> Exercise description
In the data below, count every line that holds the string "caption" and reply with the number alone.

[[ Raw data open ]]

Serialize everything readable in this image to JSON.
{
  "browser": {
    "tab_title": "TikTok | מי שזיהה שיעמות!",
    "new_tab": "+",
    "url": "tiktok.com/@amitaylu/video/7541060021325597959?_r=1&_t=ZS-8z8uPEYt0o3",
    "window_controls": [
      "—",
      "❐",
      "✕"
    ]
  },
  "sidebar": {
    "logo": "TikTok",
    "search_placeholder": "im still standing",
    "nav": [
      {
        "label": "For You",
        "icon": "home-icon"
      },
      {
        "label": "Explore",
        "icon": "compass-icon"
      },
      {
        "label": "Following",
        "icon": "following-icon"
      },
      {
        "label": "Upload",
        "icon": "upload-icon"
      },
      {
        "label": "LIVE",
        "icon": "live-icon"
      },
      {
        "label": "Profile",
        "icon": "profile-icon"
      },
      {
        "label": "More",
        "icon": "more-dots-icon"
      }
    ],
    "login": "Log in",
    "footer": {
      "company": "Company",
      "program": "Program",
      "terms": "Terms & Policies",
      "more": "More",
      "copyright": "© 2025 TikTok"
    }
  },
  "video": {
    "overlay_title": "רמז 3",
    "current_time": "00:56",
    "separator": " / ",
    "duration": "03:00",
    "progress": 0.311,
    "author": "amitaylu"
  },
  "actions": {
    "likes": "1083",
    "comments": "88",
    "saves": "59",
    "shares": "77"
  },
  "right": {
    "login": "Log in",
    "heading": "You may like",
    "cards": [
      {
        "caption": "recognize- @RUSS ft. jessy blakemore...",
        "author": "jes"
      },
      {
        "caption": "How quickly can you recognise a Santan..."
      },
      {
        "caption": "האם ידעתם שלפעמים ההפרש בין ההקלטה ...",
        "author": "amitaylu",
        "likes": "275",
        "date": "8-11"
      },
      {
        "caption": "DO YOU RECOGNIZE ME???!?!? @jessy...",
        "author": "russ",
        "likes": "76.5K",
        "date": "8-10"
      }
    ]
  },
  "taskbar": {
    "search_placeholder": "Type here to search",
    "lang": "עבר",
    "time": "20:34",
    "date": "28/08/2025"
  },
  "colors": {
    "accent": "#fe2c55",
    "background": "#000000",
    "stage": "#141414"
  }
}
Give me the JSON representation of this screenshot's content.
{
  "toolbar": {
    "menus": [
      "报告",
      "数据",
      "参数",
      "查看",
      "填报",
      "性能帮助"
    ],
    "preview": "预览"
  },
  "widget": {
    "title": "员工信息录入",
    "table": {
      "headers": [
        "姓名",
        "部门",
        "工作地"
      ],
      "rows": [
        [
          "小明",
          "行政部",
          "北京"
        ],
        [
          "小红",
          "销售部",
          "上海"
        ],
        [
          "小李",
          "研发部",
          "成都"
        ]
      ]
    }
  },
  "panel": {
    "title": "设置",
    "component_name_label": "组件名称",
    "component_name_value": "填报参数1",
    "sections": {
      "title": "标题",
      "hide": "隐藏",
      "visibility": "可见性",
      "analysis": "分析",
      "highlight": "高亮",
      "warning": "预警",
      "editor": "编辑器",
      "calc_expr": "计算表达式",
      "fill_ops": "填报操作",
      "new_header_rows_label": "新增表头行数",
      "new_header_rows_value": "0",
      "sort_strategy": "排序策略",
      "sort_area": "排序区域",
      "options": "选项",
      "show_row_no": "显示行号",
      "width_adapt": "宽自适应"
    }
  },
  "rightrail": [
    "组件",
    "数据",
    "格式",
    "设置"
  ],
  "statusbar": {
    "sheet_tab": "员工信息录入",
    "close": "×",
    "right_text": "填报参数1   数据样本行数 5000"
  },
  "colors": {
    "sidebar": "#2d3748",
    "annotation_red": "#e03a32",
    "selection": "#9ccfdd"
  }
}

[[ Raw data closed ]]

> Completed exercise
4